Tomorrow is the fiftieth anniversary of the craziest, boldest, most Alaskan of events that can only happen in winter – the Alcan 200 snowmachine race from the Alaska Canada border above Haines to the Yukon’s Dezdeash Lake and back on the Haines Highway which closes for the morning.  (Forecast- in Canadian of course:  mix of sun and clouds, north winds to 20 K, and temperatures to minus 18. Risk of frostbite.)Local and visiting snowmachiners speed as fast as they can a hundred miles out and a hundred miles back at about a hundred miles an hour (I’m serious that’s how fast the winners go) with duct tape all over their faces to prevent skin from freezing. It begins at 10 am at about 40-Mile. Watching it is a challenge, there is a bus you can ride, but the best bet is to hear the stories in the bar tonight and at the banquet tomorrow night. You could also ski or ride your machines around near the start and finish at treeline or on the old road, and time it to catch both.There are shorter races and family friendly snowmachine games on Sunday, thanks to the Snowburners snow machine club.

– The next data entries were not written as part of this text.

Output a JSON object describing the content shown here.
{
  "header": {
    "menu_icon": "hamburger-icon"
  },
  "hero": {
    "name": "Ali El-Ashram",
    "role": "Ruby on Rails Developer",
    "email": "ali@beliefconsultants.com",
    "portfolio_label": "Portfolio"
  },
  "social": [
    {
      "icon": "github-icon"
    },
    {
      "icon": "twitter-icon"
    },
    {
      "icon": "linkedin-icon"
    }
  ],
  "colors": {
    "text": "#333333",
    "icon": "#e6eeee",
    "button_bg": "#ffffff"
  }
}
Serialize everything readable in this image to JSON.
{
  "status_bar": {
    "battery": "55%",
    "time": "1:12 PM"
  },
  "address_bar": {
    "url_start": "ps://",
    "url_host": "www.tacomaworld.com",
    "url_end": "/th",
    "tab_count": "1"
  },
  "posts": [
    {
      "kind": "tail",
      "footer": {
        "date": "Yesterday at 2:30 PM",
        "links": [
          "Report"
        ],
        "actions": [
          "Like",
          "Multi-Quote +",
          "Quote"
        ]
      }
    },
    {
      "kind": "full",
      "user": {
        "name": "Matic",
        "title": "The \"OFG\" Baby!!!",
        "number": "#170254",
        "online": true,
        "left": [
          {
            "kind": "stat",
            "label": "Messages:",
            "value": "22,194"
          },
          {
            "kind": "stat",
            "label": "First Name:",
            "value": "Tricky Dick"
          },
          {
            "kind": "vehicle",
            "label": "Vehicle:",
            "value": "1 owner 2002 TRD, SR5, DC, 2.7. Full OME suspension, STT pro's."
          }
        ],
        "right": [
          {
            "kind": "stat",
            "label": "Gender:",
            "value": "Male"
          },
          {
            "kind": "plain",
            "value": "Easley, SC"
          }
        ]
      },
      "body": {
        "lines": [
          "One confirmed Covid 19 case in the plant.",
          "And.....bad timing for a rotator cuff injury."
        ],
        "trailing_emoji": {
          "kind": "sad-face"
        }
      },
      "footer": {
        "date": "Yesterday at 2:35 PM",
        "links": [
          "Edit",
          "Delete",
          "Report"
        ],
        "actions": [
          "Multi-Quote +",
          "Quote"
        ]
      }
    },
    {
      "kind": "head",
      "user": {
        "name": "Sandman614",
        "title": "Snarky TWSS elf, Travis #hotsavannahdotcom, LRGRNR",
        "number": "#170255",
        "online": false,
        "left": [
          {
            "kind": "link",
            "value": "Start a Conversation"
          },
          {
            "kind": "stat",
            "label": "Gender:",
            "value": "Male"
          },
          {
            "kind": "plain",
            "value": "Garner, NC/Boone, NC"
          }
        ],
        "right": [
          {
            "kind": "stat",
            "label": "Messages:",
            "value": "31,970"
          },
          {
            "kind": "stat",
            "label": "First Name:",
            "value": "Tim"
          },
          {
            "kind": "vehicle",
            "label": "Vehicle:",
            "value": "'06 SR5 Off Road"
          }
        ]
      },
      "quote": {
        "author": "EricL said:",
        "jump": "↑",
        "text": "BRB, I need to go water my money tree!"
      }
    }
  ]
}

You’d think that would be enough excitement for one weekend  but there is also the Haines Dolphins’ swim team winter swim meet at the pool, today, tomorrow, and Sunday. Volunteers are still needed. Call the pool or talk to a swim team parent. (Timing is a great way to watch. It’s hot in the pool too, so you can wear shorts and flip-flops and pretend you are in Belize.)

There are home basketball games as well. The Glacier Bear boys play the Wrangell Wolves at 6:00 tonight, and the girls play at 7:30. The JV teams will be playing too, so the gym will be full all weekend.

Also, looking ahead to next weekend, you can still sign up for the Arts Confluence paper mosaic assemblage class with Kelleen Adams. It costs 40.00 dollars and lasts all afternoon on Saturday Feb. 2 at the Chilkat Inlet Retreat. (Just to hang out there is worth it. There is a woodstove in the lodge so it will be warm.)